Paolini had lost all three matches to the American (in a span of nine months) but came through with a definitive 6-2, 6-1 victory. After being broken in the third game, Paolini won 11 of the last 12 games. Leave it to Navarro to explain what happened.

“She was a totally different player today than when I played her in the past,” Navarro said. “I felt like in our previous meetings I was the aggressor, I was the one controlling points. I felt just the opposite of that today. I felt like she was just on top of me from the very first point.”

Paolini began the year ranked No.30 among Hologic WTA Tour players and will be at least No.5 come next Monday. That’s what happens when you lace together a WTA 1000 title on hard courts (Dubai), a Grand Slam final on clay (Roland Garros) and now a major semifinal on grass.

The last one is the hardest to process. Her coach, Renzo Furlan, has been telling her she has the game to succeed on grass, but Paolini wasn’t so sure.
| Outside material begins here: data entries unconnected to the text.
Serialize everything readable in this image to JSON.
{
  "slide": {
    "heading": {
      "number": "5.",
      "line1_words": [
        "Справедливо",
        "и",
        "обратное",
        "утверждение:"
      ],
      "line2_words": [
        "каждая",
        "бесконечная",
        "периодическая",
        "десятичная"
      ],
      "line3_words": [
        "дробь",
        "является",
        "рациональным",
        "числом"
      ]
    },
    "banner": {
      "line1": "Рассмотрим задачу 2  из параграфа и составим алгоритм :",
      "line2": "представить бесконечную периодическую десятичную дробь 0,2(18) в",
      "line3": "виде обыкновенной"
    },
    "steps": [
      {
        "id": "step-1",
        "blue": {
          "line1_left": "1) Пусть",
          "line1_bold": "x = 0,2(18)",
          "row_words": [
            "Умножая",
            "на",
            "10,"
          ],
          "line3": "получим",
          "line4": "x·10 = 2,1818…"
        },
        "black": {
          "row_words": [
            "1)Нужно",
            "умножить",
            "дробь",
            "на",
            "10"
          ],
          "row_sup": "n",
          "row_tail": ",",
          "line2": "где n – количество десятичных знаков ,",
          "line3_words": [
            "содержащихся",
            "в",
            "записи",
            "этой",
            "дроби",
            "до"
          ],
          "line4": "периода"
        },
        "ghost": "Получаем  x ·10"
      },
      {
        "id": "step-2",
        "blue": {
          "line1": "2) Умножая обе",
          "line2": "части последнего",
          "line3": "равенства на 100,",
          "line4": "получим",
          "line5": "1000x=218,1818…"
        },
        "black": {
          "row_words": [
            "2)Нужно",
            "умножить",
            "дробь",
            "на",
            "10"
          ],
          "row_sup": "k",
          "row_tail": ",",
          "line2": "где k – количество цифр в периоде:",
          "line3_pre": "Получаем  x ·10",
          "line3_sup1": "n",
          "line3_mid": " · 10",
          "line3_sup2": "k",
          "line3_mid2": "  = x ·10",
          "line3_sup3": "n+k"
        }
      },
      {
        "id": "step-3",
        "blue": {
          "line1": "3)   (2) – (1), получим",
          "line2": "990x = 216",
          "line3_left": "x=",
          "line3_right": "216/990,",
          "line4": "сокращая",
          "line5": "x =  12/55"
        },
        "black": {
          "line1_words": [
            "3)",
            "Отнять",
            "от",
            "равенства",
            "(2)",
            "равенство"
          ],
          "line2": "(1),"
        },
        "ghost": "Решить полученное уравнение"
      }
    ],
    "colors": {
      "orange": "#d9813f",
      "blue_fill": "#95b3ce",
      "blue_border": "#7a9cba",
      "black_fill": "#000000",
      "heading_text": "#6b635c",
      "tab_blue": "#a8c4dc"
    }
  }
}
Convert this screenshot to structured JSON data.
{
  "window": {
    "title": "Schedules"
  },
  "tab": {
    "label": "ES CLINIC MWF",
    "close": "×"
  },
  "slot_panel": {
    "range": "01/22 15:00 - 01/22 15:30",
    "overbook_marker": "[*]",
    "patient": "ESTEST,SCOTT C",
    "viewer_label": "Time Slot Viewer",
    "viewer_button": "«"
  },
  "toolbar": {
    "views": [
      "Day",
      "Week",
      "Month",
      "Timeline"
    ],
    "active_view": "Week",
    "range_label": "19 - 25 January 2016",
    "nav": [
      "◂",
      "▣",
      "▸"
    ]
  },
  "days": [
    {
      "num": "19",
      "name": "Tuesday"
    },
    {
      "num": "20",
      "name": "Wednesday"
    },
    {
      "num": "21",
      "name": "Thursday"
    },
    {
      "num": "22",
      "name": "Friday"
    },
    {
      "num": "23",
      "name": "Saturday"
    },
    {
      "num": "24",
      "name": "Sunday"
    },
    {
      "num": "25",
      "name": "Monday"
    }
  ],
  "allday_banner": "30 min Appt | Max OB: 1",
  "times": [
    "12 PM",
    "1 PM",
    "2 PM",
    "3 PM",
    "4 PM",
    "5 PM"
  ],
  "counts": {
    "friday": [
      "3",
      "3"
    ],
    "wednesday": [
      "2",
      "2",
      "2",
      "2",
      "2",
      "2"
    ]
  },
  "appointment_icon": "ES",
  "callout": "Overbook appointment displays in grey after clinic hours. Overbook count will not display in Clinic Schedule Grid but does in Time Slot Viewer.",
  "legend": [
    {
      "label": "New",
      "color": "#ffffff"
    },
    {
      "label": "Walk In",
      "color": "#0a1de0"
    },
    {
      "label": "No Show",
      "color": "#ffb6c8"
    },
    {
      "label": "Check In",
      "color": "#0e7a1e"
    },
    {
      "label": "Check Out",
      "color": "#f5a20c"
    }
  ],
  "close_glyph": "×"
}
“I wasn’t believing too much,” Paolini told reporters. “I think also the last two years I played against [two-time Wimbledon champion Petra] Kvitova first round, so it was tough to believe it. I felt great also in Eastbourne. I was hitting well the ball on this surface, moving well. I was repeating to myself, `OK, it’s nice to play on grass. You can play well.’”

Paolini leads Vekic 2-1 in their head-to-head, and Paolini won their most recent match, last summer in Montreal.

If she plays like she did against Navarro, Paolini could become the first woman to play in the championship match at both Roland Garros and Wimbledon in the same year since Serena Williams in 2016.

The case for Vekic: A few minutes after Vekic came back to beat qualifier Lulu Sun 5-7, 6-4, 6-1 in the quarterfinals, she was asked what was going through her mind.

“I don’t even know, honestly,” the 28-year-old from Croatia said, wiping away tears. “She really pushed me to my limit. I felt like I was dying out there the first two sets.”

And then she won six of the last seven games -- losing only two points on her serve -- to complete a career first. In her 43rd major, she reached the final four for the first time. Only four women in the Open Era took longer, hence those tears.

After losing in the third round at Roland Garros, Vekic attacked the grass season with a vengeance. Wimbledon is her fourth event in just over one month and she’s won 10 of 13 matches. 

Her thoughts of retirement, particularly after a difficult knee surgery, are well known but after beating Sun, Vekic revealed she had been wavering as recently as late May.

“It was the Thursday before Roland Garros this year that we had scheduled practice,” she said. “I arrived to the club. I told [coach Nikola Horvat], `Listen, I want to pull out of French Open. I want to go home.’ I didn’t have any energy, any motivation to keep practicing, keep pushing because I felt like the last couple months I’ve given everything for tennis, and I wasn't getting the results that I expected.”

Vekic played on and lost in the third round to qualifier Olga Danilovic -- in a third-set tiebreak.

“That loss in Paris was so, so painful,” Vekic said. “But it motivated me again to keep working, to keep pushing. I think not just in tennis, in life things can turn pretty fast.”